— What is needed —
Which lines in the records below contain the word "MagicalPrediction"? Return each of them.

— Supplied records —
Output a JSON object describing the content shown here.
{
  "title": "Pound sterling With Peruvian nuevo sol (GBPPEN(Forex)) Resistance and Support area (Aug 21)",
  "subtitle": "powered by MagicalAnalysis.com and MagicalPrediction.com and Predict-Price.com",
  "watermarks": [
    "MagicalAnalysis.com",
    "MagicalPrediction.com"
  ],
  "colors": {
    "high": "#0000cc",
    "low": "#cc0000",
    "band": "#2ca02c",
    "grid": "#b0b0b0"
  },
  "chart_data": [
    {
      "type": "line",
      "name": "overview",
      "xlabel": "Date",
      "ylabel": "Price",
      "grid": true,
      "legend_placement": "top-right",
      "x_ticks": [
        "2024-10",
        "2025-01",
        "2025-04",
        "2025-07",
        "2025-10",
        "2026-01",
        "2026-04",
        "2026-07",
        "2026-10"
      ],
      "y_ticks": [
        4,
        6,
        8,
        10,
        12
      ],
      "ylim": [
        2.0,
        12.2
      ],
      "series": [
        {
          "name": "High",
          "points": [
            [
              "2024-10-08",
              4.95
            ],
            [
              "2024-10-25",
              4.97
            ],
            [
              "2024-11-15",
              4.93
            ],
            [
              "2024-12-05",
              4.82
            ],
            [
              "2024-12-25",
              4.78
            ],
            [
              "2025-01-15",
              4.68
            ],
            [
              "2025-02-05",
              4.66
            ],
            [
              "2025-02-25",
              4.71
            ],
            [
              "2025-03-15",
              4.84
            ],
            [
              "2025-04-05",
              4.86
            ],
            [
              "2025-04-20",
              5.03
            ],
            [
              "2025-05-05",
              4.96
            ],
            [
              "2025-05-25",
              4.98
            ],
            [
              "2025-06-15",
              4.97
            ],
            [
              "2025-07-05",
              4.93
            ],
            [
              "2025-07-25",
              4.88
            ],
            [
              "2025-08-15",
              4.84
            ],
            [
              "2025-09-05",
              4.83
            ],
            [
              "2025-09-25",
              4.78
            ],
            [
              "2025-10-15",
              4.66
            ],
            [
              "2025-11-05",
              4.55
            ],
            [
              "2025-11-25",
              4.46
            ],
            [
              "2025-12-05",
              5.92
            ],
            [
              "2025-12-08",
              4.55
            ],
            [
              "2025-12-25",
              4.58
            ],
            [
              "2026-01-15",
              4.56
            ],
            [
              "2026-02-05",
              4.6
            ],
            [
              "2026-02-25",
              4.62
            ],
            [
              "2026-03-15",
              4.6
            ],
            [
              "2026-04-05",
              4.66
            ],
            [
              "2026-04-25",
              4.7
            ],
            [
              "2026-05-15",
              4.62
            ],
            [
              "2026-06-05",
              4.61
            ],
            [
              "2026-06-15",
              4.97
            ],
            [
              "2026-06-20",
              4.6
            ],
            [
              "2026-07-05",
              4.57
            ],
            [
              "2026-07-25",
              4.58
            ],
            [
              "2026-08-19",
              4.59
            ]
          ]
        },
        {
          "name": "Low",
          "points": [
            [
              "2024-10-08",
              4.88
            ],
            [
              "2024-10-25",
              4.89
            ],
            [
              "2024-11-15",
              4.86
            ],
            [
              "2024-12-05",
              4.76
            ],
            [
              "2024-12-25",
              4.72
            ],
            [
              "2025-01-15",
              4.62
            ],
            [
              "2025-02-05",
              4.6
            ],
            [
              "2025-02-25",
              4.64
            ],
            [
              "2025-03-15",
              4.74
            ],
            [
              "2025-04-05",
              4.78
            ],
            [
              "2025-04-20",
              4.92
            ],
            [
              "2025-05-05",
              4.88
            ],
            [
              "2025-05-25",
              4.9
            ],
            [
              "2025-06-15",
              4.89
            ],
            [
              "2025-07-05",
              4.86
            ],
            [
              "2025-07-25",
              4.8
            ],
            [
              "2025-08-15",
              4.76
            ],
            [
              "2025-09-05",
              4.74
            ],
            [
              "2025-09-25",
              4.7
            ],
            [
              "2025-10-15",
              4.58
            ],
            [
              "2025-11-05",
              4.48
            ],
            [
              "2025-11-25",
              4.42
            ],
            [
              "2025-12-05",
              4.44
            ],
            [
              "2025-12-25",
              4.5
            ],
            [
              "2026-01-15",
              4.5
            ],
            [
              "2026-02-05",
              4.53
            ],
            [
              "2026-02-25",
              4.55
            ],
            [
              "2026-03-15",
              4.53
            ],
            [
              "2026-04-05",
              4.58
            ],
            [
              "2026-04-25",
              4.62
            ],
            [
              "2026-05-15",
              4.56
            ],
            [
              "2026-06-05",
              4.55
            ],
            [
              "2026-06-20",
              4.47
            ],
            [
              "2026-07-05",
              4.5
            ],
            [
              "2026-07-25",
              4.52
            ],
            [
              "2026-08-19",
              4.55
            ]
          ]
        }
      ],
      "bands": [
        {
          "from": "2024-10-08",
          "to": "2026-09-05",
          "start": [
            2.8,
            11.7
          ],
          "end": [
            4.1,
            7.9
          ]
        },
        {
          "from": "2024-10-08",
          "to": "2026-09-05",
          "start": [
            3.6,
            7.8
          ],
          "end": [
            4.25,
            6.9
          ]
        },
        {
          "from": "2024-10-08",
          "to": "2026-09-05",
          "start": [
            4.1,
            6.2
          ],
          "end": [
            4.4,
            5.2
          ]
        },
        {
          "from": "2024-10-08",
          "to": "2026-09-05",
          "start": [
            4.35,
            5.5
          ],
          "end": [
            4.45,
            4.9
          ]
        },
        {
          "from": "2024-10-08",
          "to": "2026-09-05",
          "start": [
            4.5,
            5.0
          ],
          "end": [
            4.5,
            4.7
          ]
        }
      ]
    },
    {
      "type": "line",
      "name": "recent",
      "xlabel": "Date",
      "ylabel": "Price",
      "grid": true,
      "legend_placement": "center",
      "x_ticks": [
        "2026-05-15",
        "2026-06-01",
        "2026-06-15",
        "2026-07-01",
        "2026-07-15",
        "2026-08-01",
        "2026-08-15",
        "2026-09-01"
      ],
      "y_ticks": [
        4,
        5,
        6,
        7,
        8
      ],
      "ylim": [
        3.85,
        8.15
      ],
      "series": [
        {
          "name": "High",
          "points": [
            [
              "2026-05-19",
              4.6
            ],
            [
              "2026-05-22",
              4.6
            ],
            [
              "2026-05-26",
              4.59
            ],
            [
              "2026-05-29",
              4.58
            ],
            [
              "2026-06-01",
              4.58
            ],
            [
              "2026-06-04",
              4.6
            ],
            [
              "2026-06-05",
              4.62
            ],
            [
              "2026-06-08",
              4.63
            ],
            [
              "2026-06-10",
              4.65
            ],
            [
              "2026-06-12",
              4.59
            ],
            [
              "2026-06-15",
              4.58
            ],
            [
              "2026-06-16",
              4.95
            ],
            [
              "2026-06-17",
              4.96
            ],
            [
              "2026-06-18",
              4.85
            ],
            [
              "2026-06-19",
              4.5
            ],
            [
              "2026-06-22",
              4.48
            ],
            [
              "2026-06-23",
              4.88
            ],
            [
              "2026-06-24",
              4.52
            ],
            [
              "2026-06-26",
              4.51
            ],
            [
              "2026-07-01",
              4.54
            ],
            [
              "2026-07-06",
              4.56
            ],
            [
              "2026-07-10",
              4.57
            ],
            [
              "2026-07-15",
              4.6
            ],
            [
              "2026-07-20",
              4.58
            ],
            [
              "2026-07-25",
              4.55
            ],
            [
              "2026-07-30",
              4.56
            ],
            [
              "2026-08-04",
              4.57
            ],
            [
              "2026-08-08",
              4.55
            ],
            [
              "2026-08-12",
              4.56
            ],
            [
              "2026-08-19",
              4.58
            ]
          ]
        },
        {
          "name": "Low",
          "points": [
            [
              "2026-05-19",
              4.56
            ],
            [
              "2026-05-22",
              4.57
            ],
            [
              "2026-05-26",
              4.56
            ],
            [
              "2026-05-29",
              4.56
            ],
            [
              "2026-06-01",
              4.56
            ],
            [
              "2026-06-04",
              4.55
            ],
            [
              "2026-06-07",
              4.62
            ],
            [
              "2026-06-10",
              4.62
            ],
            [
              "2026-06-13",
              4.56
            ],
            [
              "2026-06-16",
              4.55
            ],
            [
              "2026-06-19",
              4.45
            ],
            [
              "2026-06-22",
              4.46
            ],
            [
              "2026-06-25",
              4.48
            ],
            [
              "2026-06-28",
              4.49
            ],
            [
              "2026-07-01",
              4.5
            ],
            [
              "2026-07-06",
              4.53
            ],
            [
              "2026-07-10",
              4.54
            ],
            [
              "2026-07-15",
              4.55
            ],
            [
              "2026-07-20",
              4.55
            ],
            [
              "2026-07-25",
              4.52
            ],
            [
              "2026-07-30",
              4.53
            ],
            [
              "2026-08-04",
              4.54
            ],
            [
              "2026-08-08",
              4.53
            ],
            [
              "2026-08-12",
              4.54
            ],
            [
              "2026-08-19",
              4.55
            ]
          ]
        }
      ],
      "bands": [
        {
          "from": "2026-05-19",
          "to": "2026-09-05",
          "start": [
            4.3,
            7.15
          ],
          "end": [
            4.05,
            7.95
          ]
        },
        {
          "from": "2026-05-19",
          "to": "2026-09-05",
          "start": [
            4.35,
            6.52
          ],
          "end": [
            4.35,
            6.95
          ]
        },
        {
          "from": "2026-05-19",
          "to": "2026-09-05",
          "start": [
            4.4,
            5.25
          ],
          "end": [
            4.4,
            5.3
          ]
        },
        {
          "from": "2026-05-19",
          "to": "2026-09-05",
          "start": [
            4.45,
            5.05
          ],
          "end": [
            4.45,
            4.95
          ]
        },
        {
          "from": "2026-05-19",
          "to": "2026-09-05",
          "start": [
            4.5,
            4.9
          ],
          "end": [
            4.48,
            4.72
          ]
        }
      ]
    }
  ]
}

— Solution to this task —
  "subtitle": "powered by MagicalAnalysis.com and MagicalPrediction.com and Predict-Price.com",
    "MagicalPrediction.com"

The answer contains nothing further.